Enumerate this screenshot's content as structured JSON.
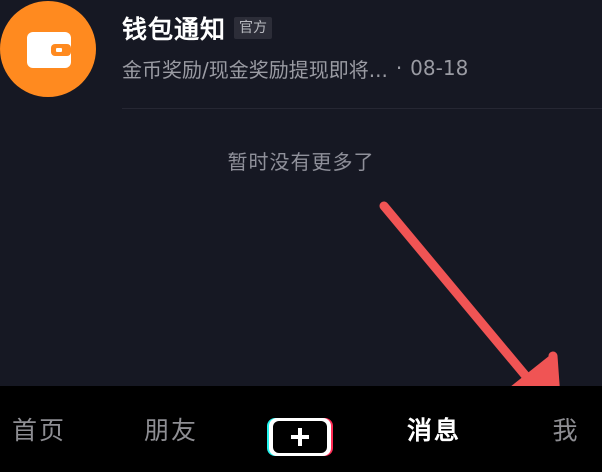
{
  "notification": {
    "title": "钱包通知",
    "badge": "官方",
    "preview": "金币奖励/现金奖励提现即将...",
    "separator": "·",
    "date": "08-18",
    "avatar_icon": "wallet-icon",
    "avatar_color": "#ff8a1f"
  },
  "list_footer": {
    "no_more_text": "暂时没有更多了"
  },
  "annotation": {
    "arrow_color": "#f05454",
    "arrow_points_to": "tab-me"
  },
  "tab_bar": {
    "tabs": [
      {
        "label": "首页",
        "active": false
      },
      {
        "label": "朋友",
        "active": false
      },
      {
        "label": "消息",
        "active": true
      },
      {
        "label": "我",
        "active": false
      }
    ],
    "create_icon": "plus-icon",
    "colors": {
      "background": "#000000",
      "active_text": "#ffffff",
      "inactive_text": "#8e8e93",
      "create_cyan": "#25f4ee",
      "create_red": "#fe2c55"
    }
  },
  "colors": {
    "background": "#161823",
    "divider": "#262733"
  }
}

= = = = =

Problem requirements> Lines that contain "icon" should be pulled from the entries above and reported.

Solved exercise>
    "avatar_icon": "wallet-icon",
    "create_icon": "plus-icon",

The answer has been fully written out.